The Belvedere in the 1st and 2nd Republic
Shortly after the end of the war in November 1918, the art historian Franz Haberditzl submitted a request to the Ministry of Education, asking for the palaces to be left to the Staatsgalerie. This application was granted the very next year. The nationalization of the Belvedere palace complex was also laid down in the draft document to reorganize the former imperial collections drawn up by Hans Tietze in 1920–21. In addition to the museums that still exist today, it also included plans to set up an Österreichische Galerie (Austrian Gallery) and a Moderne Galerie.
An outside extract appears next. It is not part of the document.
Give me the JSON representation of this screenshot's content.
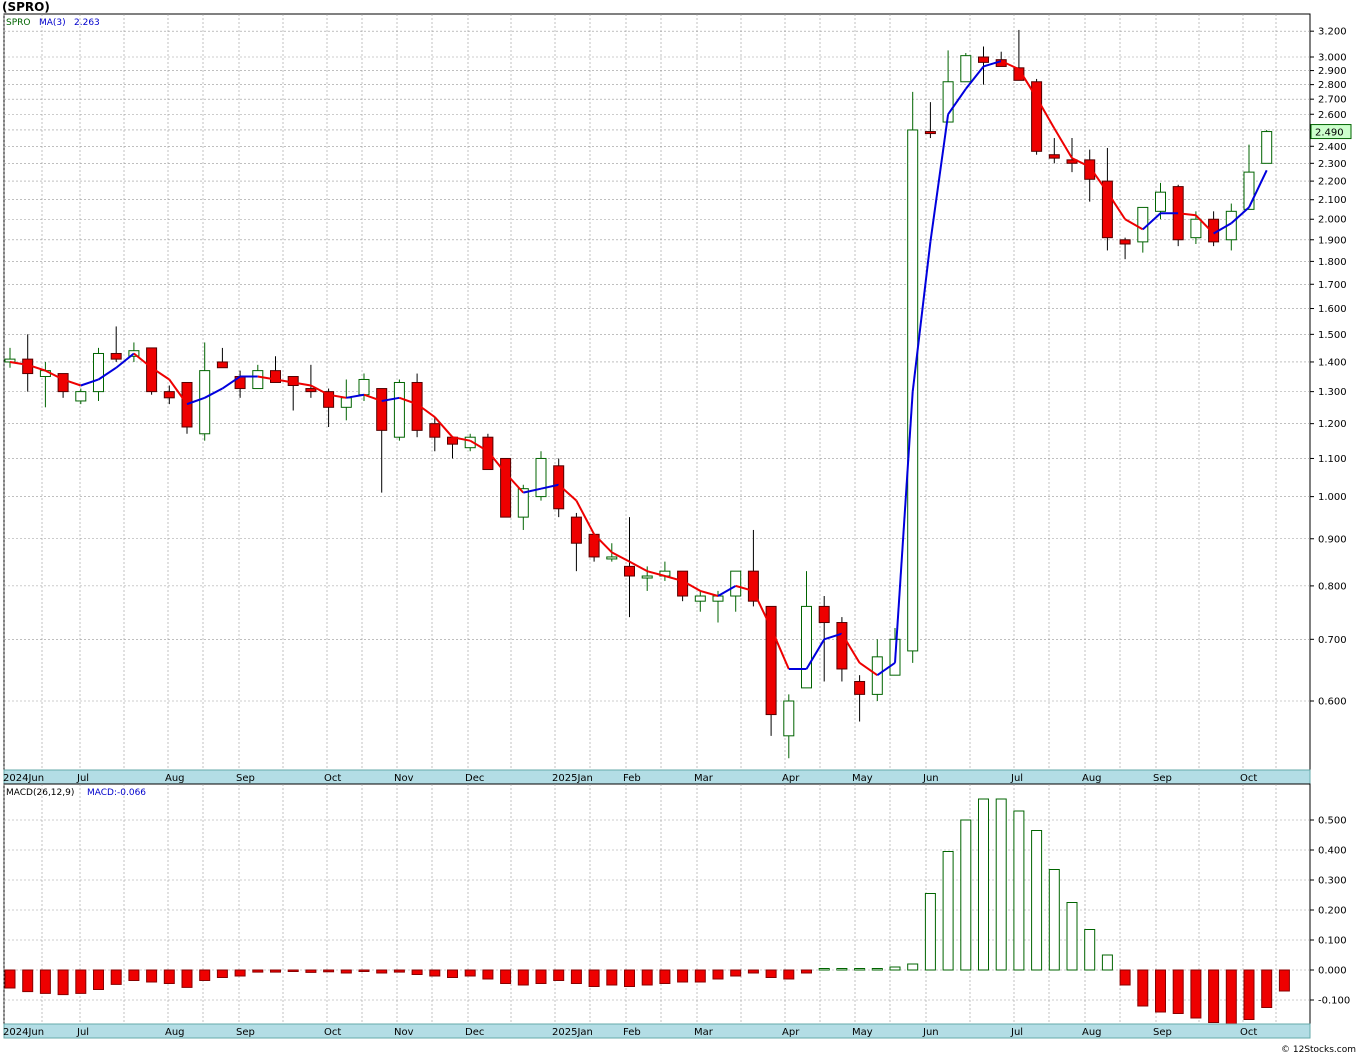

During the 1921–23 reorganization the Baroque Museum in the Lower Belvedere was added to the existing museum ensemble. The Moderne Galerie was opened in the Orangery in 1929. The palaces suffered considerable damage during World War II. Parts of the Marble Hall in the Upper Belvedere and the Hall of Grotesques in the Lower Belvedere were destroyed by bombs. After reconstruction work was completed, the Österreichische Galerie reopened in the upper palace on February 4, 1953. The Baroque Museum opened in the lower palace and the Museum mittelalterlicher österreichischer Kunst (Museum of Medieval Austrian Art) opened in the Orangery on December 5, 1953.